*Exercise goal*: Copy every line of the data that contains the string "plus".
##### Given information
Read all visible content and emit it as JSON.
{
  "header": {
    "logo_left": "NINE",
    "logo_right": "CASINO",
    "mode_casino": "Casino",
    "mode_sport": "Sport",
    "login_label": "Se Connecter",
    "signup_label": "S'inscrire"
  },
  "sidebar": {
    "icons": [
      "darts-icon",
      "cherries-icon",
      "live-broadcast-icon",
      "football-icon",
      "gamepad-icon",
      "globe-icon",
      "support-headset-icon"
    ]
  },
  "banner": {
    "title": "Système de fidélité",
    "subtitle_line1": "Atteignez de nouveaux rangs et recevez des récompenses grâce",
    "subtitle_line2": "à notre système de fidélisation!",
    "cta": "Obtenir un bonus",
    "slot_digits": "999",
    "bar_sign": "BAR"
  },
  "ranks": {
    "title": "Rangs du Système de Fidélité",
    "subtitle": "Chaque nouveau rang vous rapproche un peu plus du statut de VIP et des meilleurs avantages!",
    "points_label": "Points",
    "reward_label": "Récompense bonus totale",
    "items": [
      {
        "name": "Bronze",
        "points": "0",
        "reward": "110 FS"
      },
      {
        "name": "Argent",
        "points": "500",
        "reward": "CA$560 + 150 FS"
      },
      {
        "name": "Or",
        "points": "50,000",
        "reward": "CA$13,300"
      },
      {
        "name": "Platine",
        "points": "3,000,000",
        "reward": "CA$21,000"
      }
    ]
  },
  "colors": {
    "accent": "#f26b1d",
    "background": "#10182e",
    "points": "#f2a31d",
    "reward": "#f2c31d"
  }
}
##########
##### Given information
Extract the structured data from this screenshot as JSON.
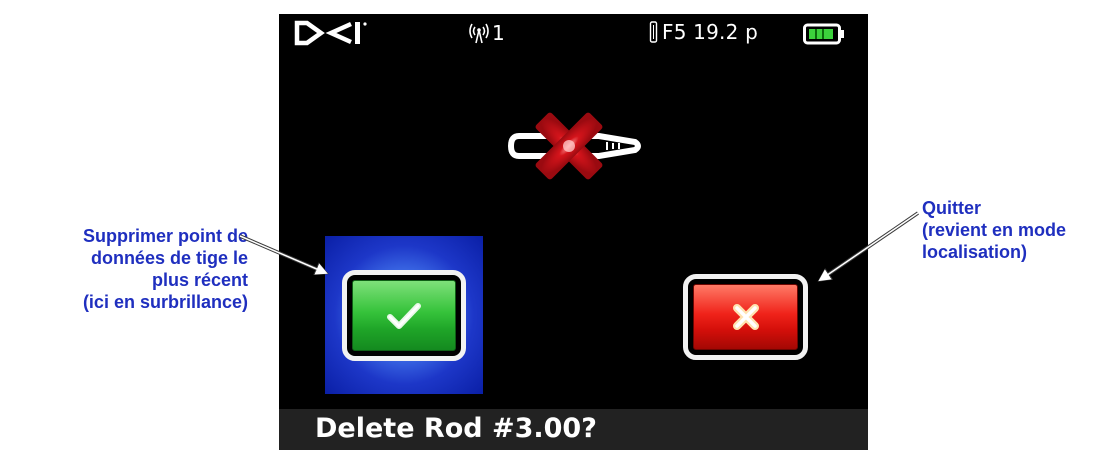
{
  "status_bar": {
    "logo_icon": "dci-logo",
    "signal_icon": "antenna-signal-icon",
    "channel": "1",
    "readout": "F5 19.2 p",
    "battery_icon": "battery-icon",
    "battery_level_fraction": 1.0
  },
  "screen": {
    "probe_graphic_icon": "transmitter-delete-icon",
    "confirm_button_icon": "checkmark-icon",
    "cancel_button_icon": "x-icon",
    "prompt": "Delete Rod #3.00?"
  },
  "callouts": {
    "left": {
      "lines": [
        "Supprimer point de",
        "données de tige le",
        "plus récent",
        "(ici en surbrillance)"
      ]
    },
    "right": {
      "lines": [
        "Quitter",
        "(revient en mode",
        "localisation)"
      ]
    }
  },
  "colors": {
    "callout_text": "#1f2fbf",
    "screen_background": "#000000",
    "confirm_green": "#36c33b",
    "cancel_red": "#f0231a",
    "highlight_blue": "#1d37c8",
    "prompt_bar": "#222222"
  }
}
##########
*Exercise output*:
    "subtitle": "Chaque nouveau rang vous rapproche un peu plus du statut de VIP et des meilleurs avantages!",
        "plus récent",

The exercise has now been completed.